And with such a simple thing being practiced, we can then feel good not only about ourselves, and towards the other person we have tended to, but there is a third – and great – reason for this type of conduct. It is because “with such sacrifices God is well pleased.” God was under no obligation to send Jesus to bear our sin-debt. But He did. He took our heavy burden upon Himself.
When we were stuck on the path to hell, he allowed us access to the way of heaven. When we had no food to sustain us, He gave us the Bread of Life. God did good and shared all things with us because it pleased Him to do so (Isaiah 53:10). With this infinitely glorious example, we can then remember to follow suit, and to do likewise in our temporary stay here in this life. In such conduct, there will be eternal reward.
Life application: The problem (well, one of many problems) with liberal social theology is that it puts the “deeds cart” before the “salvation horse.” People all over the world are doing good deeds for others. If Christians think they have an exclusive claim on them, they are mistaken.
People like Bill Gates and other philanthropists give away as much as entire nations. Unfortunately, these deeds mean absolutely nothing to God in determining their righteousness. One simply cannot buy his way into heaven.
Likewise, liberal social theology follows a similar path. Such adherents tend to place people’s needs at the front of the list of things to be accomplished. In fact, this is often all that is on the list. They never get to the part about Jesus. The entire effort is wasted effort because the root of the people’s problem is a separation from God because of sin.
Feeding these people without tending to their spiritual needs is no different than petting a cow as it is going to slaughter…kind of pointless. Another problem with social theology is these people tend to get their fingers into the government entities around them and force themselves and their viewpoints on others who may have better-aligned priorities.

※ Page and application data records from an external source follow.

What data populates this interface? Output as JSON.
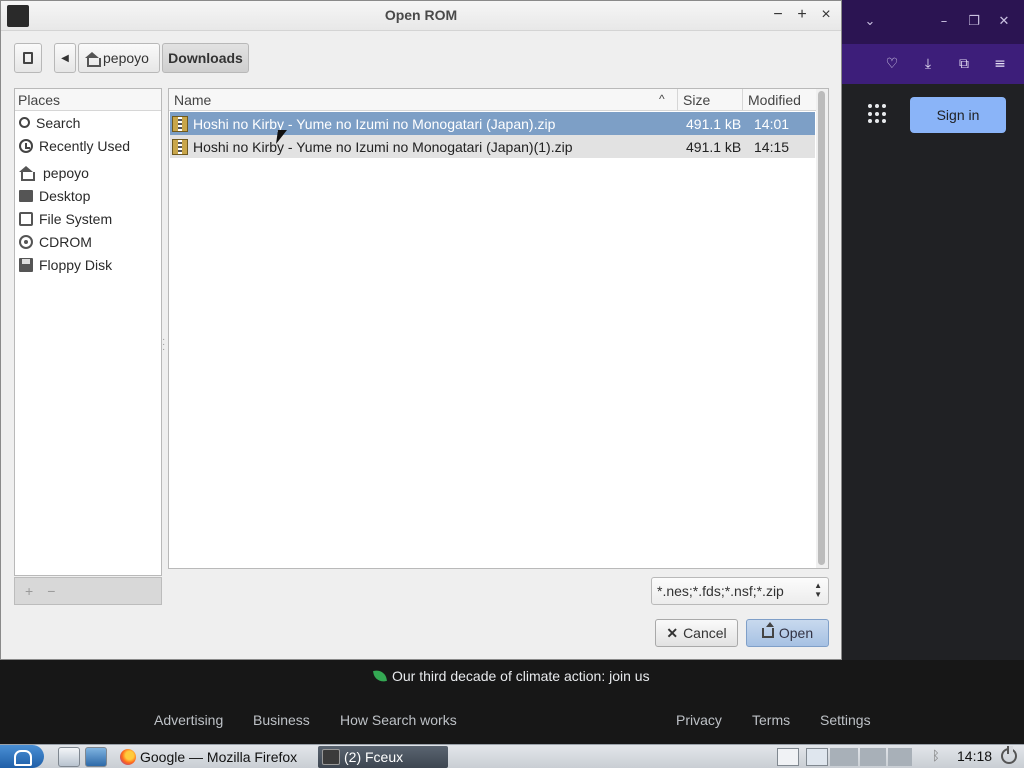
{
  "dialog": {
    "title": "Open ROM",
    "path": {
      "home": "pepoyo",
      "current": "Downloads"
    },
    "places_header": "Places",
    "places": [
      {
        "label": "Search",
        "icon": "search-icon"
      },
      {
        "label": "Recently Used",
        "icon": "clock-icon"
      },
      {
        "label": "pepoyo",
        "icon": "home-icon"
      },
      {
        "label": "Desktop",
        "icon": "desktop-icon"
      },
      {
        "label": "File System",
        "icon": "drive-icon"
      },
      {
        "label": "CDROM",
        "icon": "cdrom-icon"
      },
      {
        "label": "Floppy Disk",
        "icon": "floppy-icon"
      }
    ],
    "places_buttons": {
      "add": "+",
      "remove": "−"
    },
    "columns": {
      "name": "Name",
      "size": "Size",
      "modified": "Modified"
    },
    "files": [
      {
        "name": "Hoshi no Kirby - Yume no Izumi no Monogatari (Japan).zip",
        "size": "491.1 kB",
        "modified": "14:01",
        "selected": true
      },
      {
        "name": "Hoshi no Kirby - Yume no Izumi no Monogatari (Japan)(1).zip",
        "size": "491.1 kB",
        "modified": "14:15",
        "selected": false
      }
    ],
    "filter": "*.nes;*.fds;*.nsf;*.zip",
    "cancel_label": "Cancel",
    "open_label": "Open",
    "window_controls": {
      "minimize": "−",
      "maximize": "+",
      "close": "×"
    }
  },
  "browser": {
    "signin_label": "Sign in",
    "climate_text": "Our third decade of climate action: join us",
    "footer_left": [
      "Advertising",
      "Business",
      "How Search works"
    ],
    "footer_right": [
      "Privacy",
      "Terms",
      "Settings"
    ]
  },
  "taskbar": {
    "tasks": [
      {
        "label": "Google — Mozilla Firefox"
      },
      {
        "label": "(2) Fceux"
      }
    ],
    "clock": "14:18"
  },
  "colors": {
    "selection": "#7d9fc6",
    "firefox_toolbar": "#3d1e7a",
    "google_signin": "#8ab4f8"
  }
}
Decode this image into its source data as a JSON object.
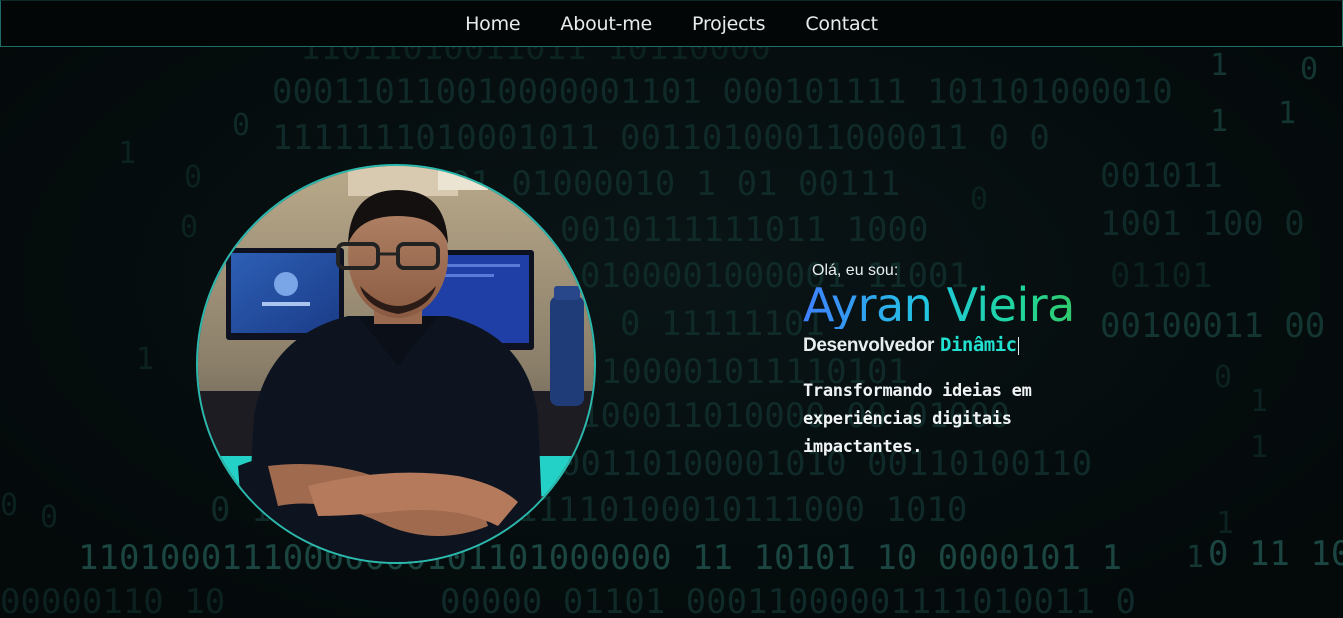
{
  "nav": {
    "items": [
      {
        "label": "Home"
      },
      {
        "label": "About-me"
      },
      {
        "label": "Projects"
      },
      {
        "label": "Contact"
      }
    ]
  },
  "hero": {
    "greeting": "Olá, eu sou:",
    "name": "Ayran Vieira",
    "role_static": "Desenvolvedor",
    "role_typed": "Dinâmic",
    "tagline": "Transformando ideias em experiências digitais impactantes."
  },
  "colors": {
    "background": "#050b0c",
    "accent_teal": "#22e0d0",
    "name_gradient_start": "#3f7fff",
    "name_gradient_end": "#31c96a",
    "portrait_border": "#2bb8ad",
    "binary_text": "#0f2a28"
  },
  "icons": {
    "portrait": "profile-photo"
  }
}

Such is the case in America where these ideologies have formed religious/political machines who never introduce Jesus. The Bible, on the other hand, never fails to proclaim our need for God’s pardon through Jesus and only then sharing with others. This is quite evident from the fact that we have spent 13 chapters on Christology and only in the middle of the 13th chapter do we introduce charity. Once our station with Christ is resolved, we can then please God with our charity.
Don’t be captivated by ministries which spend so much time doing good that they never get to the reason for the good. Without Jesus, the effort is in vain, but with Him it makes all the difference in the world.
Lord God, help us to have our priorities right as we seek to help others. Let us never shirk from first explaining the Gospel of Christ as we also tend to their other needs – physical, emotional, mental, financial, etc. May You be proclaimed at all times and in every way! Amen.